Supplied records section start
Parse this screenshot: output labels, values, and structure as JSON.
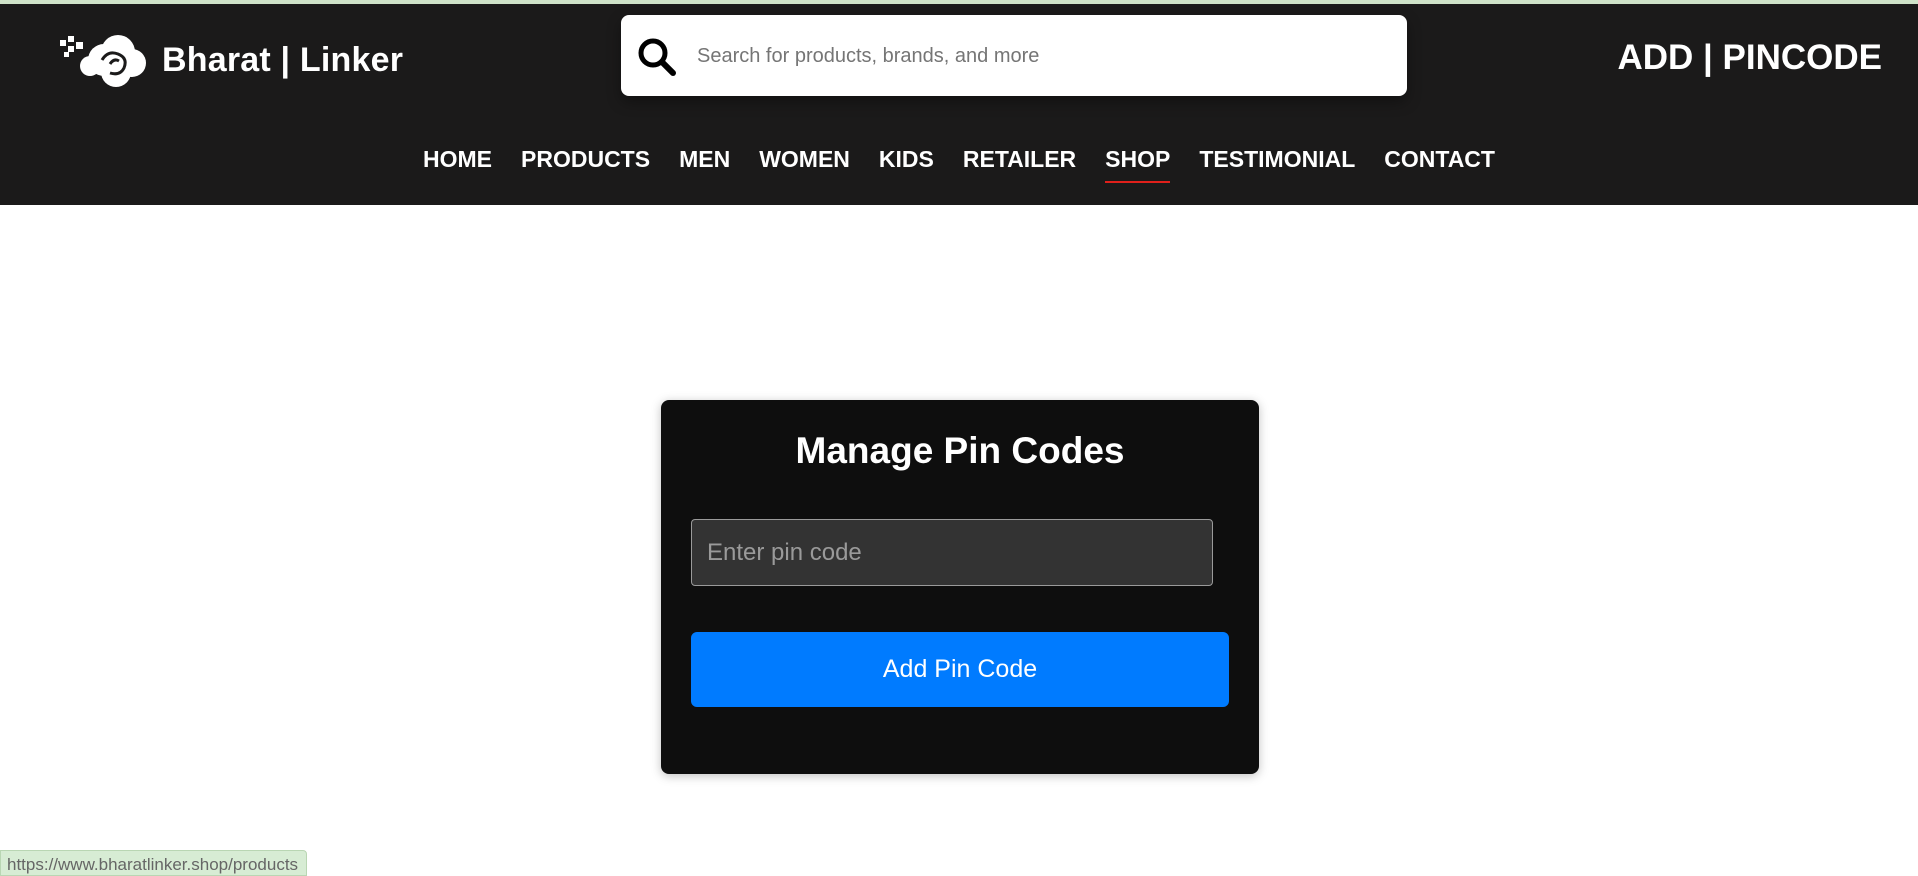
{
  "header": {
    "brand": "Bharat | Linker",
    "search_placeholder": "Search for products, brands, and more",
    "add_pincode_label": "ADD | PINCODE"
  },
  "nav": {
    "items": [
      {
        "label": "HOME"
      },
      {
        "label": "PRODUCTS"
      },
      {
        "label": "MEN"
      },
      {
        "label": "WOMEN"
      },
      {
        "label": "KIDS"
      },
      {
        "label": "RETAILER"
      },
      {
        "label": "SHOP",
        "active": true
      },
      {
        "label": "TESTIMONIAL"
      },
      {
        "label": "CONTACT"
      }
    ]
  },
  "card": {
    "title": "Manage Pin Codes",
    "pin_placeholder": "Enter pin code",
    "pin_value": "",
    "button_label": "Add Pin Code"
  },
  "status_bar": {
    "url": "https://www.bharatlinker.shop/products"
  },
  "colors": {
    "header_bg": "#1b1a1a",
    "card_bg": "#0e0e0e",
    "button_blue": "#007bff",
    "active_underline": "#e0201b"
  },
  "icons": {
    "logo": "cloud-pixels-logo-icon",
    "search": "search-icon"
  }
}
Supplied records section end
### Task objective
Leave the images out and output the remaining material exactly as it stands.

### Your solution
Parse this screenshot: output labels, values, and structure as JSON.
{
  "header": {
    "brand": "Bharat | Linker",
    "search_placeholder": "Search for products, brands, and more",
    "add_pincode_label": "ADD | PINCODE"
  },
  "nav": {
    "items": [
      {
        "label": "HOME"
      },
      {
        "label": "PRODUCTS"
      },
      {
        "label": "MEN"
      },
      {
        "label": "WOMEN"
      },
      {
        "label": "KIDS"
      },
      {
        "label": "RETAILER"
      },
      {
        "label": "SHOP",
        "active": true
      },
      {
        "label": "TESTIMONIAL"
      },
      {
        "label": "CONTACT"
      }
    ]
  },
  "card": {
    "title": "Manage Pin Codes",
    "pin_placeholder": "Enter pin code",
    "pin_value": "",
    "button_label": "Add Pin Code"
  },
  "status_bar": {
    "url": "https://www.bharatlinker.shop/products"
  },
  "colors": {
    "header_bg": "#1b1a1a",
    "card_bg": "#0e0e0e",
    "button_blue": "#007bff",
    "active_underline": "#e0201b"
  },
  "icons": {
    "logo": "cloud-pixels-logo-icon",
    "search": "search-icon"
  }
}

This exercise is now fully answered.